Misty and I went to get Jay to get a few more jobs done on the cargo trailer. She had a good walk-about with me steering her away from their garden sprinklers. It has been more humid in the last few days, but they still spend over $100 a month keeping that grass green.
We stopped at Jim's, and he didn't believe me about the crooked bumper, but said he would come and look.
First, Jay 'buttered' the edges of the bed's plywood edges, and the strips of Formica with contact cement.
While we were waiting for that to dry so that it could be stuck together, we worked on a shelf to go over the left hand side of the kitchen counter. The shelf in the front has already been installed, but the light hasn't.
Jay had wanted to mount the light on the wall above the left side window, but to me, that wouldn't make a very good task light. Anyway, the other lights are mounted under shelves, in case the buyer is height challenged, like me
Jim arrived and looked at the bumper, and agreed that it is not level, he was pretty stressed about having so many jobs to do, so we are going to wait until later in the week. After all, it isn't very long since he had his second knee replacement.
Jay and I each measured, re-measured and arrived at the right length for the shelf, and cut the little front trim during a slight drizzle. We kept on working as it seemed that is was going to be just one of those 5-minute tease drizzles. We were hoping that it would be more than that, and kept on working anyway. Then we cut a stick for the wall mount, like the other ones in the pictures. Then the rain stopped.
As the surface-mounted medicine cabinet is to the left of that window making the supporting bracket was difficult as it needed to go into a stud for structural integrity. That stud runs behind the medicine cabinet.

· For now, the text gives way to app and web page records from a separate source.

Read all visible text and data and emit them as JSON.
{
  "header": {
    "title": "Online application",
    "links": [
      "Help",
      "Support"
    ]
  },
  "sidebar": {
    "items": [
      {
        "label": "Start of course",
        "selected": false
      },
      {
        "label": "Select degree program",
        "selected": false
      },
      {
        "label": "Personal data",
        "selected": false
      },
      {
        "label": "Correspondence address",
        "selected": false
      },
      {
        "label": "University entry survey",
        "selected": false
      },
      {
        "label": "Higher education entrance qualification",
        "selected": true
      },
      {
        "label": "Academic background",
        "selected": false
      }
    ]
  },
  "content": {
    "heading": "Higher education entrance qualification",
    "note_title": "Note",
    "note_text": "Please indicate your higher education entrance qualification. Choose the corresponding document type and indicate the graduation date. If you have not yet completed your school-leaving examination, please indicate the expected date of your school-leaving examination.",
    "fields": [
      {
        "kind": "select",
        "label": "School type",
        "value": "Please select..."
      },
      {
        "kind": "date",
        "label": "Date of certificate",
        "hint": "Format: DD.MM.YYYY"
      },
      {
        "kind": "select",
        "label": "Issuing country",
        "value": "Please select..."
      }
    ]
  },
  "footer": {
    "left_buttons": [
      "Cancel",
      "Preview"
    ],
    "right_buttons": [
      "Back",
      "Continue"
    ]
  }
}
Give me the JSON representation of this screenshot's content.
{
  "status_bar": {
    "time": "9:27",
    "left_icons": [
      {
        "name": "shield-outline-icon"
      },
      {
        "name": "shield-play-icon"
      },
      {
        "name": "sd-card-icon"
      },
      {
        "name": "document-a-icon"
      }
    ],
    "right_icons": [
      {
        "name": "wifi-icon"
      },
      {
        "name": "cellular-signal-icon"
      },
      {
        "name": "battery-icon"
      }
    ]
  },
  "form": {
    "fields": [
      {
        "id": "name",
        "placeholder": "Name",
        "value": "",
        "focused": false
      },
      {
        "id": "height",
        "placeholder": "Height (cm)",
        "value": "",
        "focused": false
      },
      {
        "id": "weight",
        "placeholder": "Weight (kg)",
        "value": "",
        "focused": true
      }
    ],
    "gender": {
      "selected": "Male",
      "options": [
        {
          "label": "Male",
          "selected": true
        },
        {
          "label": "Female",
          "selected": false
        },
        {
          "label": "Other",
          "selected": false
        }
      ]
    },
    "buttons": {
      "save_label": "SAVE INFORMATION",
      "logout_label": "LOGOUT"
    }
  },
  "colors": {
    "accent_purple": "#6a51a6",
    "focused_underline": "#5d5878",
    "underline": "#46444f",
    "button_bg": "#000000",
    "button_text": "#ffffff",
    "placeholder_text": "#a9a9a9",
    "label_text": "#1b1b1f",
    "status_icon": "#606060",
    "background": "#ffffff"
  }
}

But this support would have to be mounted upside down above the shelf, and behind the cabinet, so that it wouldn't be in the way of the medicine cabinet or the egress window. To make it match the other shelves with the rounded end stops, we made a template out of a piece of paneling. Up and down the trailer steps, trying it with each cut, snipping and sawing to make it just right, while the rain had really started up again.
We had moved the bed plywood into the workshop, stuck and rolled the Formica edge on it, but as it was still raining we will wait until a dry day to router it outside.
Everything was getting wet, our clothes, hair, feet, power tools and lumber. So we dried off the tools, put the lumber in the workshop on it's side so it wouldn't warp, and called it quits.
The rain was welcome as we are 24" behind in rainfall for the year, but we only had 1.07" of rain yesterday.